The successful modeling of metalloproteins is an important step in understanding their structure and function. Toward this goal, models of the noncoupled copper centers found in the enzymes peptidyl α-hydroxylating monooxygenase (PHM), dopamine β-monooxygenase (DBM), and nitrite reductase (NiR) were designed into the small soluble protein azurin. The models are significant because they maintain the existing type 1 (T1) copper, electron transfer site of azurin while including the second designed type 2 (T2) copper center that mimics the T2 catalytic sites in the target enzymes. UV-vis absorption and EPR spectroscopy data of the model sites are consistent with T2 centers and establish copper binding at the sites, thus modeling those found in PHM/DBM and NiR. Importantly the models' approximate 11-13 Å separation between the T1 and T2 copper sites is comparable with the separations in the native systems. This, along with the power to tune the T1 site redox potential in azurin, allows for the future evaluation of relevant activity assays in these models.
Bibliographical noteFunding Information:
Acknowledgments The authors thank the Swenson Family Foundation, UM-GIA, and the Camille and Henry Dreyfus Foundation for funding and student stipends.
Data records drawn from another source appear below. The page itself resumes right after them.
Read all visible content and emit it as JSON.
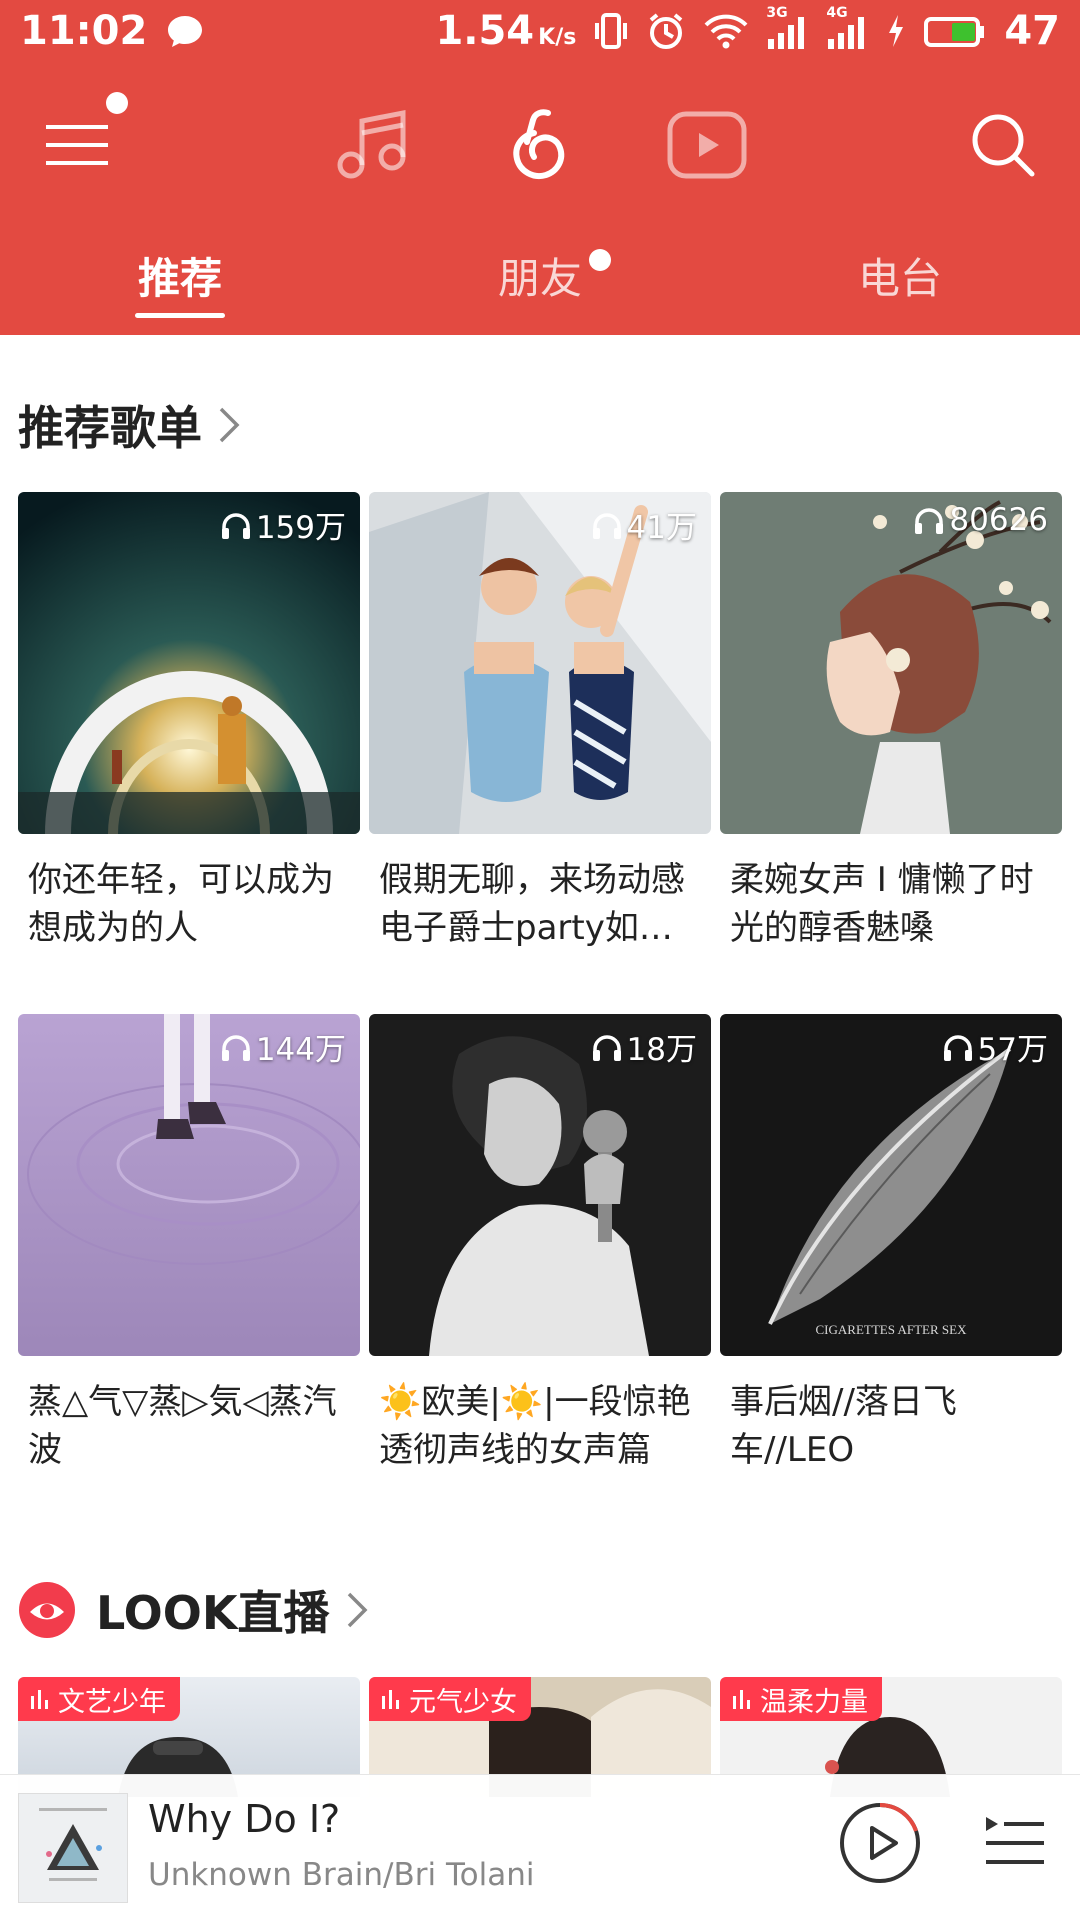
{
  "status_bar": {
    "time": "11:02",
    "net_speed": "1.54",
    "net_unit": "K/s",
    "net_3g": "3G",
    "net_4g": "4G",
    "battery": "47"
  },
  "top_nav": {
    "icons": [
      "menu-icon",
      "music-icon",
      "netease-logo-icon",
      "video-icon",
      "search-icon"
    ]
  },
  "tabs": [
    {
      "label": "推荐",
      "active": true
    },
    {
      "label": "朋友",
      "active": false
    },
    {
      "label": "电台",
      "active": false
    }
  ],
  "playlists_section": {
    "title": "推荐歌单",
    "items": [
      {
        "count": "159万",
        "title": "你还年轻，可以成为想成为的人"
      },
      {
        "count": "41万",
        "title": "假期无聊，来场动感电子爵士party如…"
      },
      {
        "count": "80626",
        "title": "柔婉女声 I 慵懒了时光的醇香魅嗓"
      },
      {
        "count": "144万",
        "title": "蒸△气▽蒸▷気◁蒸汽波"
      },
      {
        "count": "18万",
        "title": "☀️欧美|☀️|一段惊艳透彻声线的女声篇"
      },
      {
        "count": "57万",
        "title": "事后烟//落日飞车//LEO",
        "cover_text": "CIGARETTES AFTER SEX"
      }
    ]
  },
  "live_section": {
    "title": "LOOK直播",
    "items": [
      {
        "tag": "文艺少年"
      },
      {
        "tag": "元气少女"
      },
      {
        "tag": "温柔力量"
      }
    ]
  },
  "player": {
    "song": "Why Do I?",
    "artist": "Unknown Brain/Bri Tolani"
  },
  "colors": {
    "brand_red": "#e34a41",
    "live_tag_red": "#ff3a4c"
  }
}
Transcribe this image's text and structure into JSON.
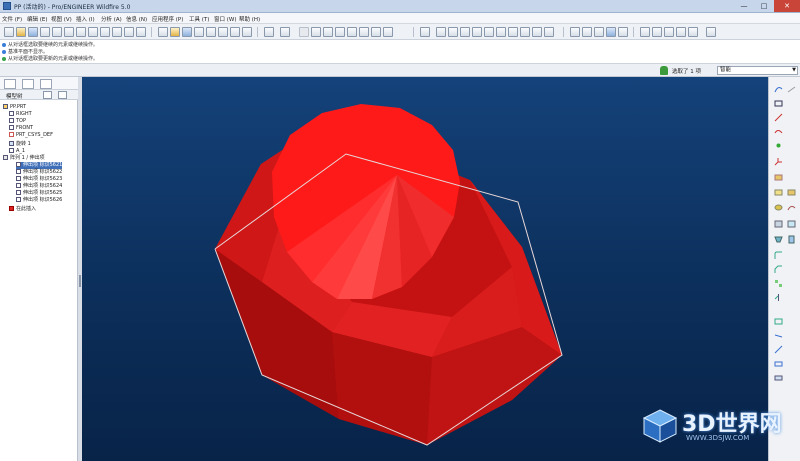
{
  "window": {
    "title": "PP (活动的) - Pro/ENGINEER Wildfire 5.0"
  },
  "menu": {
    "items": [
      "文件 (F)",
      "编辑 (E)",
      "视图 (V)",
      "插入 (I)",
      "分析 (A)",
      "信息 (N)",
      "应用程序 (P)",
      "工具 (T)",
      "窗口 (W)",
      "帮助 (H)"
    ]
  },
  "messages": [
    "从对话框选取要继续的元素或继续操作。",
    "基准平面不显示。",
    "从对话框选取要更新的元素或继续操作。"
  ],
  "status": {
    "selected": "选取了 1 项",
    "filter": "智能"
  },
  "navigator": {
    "title": "模型树"
  },
  "tree": {
    "items": [
      "PP.PRT",
      "RIGHT",
      "TOP",
      "FRONT",
      "PRT_CSYS_DEF",
      "旋转 1",
      "A_1",
      "阵列 1 / 伸出项",
      "伸出项 标识5621",
      "伸出项 标识5622",
      "伸出项 标识5623",
      "伸出项 标识5624",
      "伸出项 标识5625",
      "伸出项 标识5626",
      "在此插入"
    ]
  },
  "watermark": {
    "brand": "3D世界网",
    "url": "WWW.3DSJW.COM"
  },
  "colors": {
    "model": "#ff1a1a",
    "viewport": "#0c2f5b",
    "selection": "#3f6fb8"
  }
}
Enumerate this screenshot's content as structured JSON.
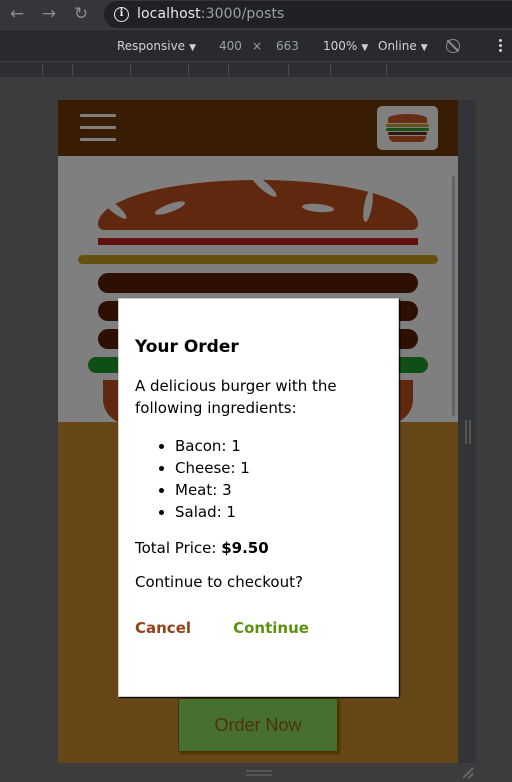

We thank Mark J. Nilges of the Illinois EPR Research Center for assistance gathering EPR data. Finally, we would like to thank John H. Richards, California Institute of Technology, and Yi Lu of the University of Illinois at Urbana-Champaign for the kind gift of the azurin gene.
- Dopamine β-monoxygenase
- Metal binding site design
- Nitrite reductase
- Peptidyl α-hydroxylating monooxygenase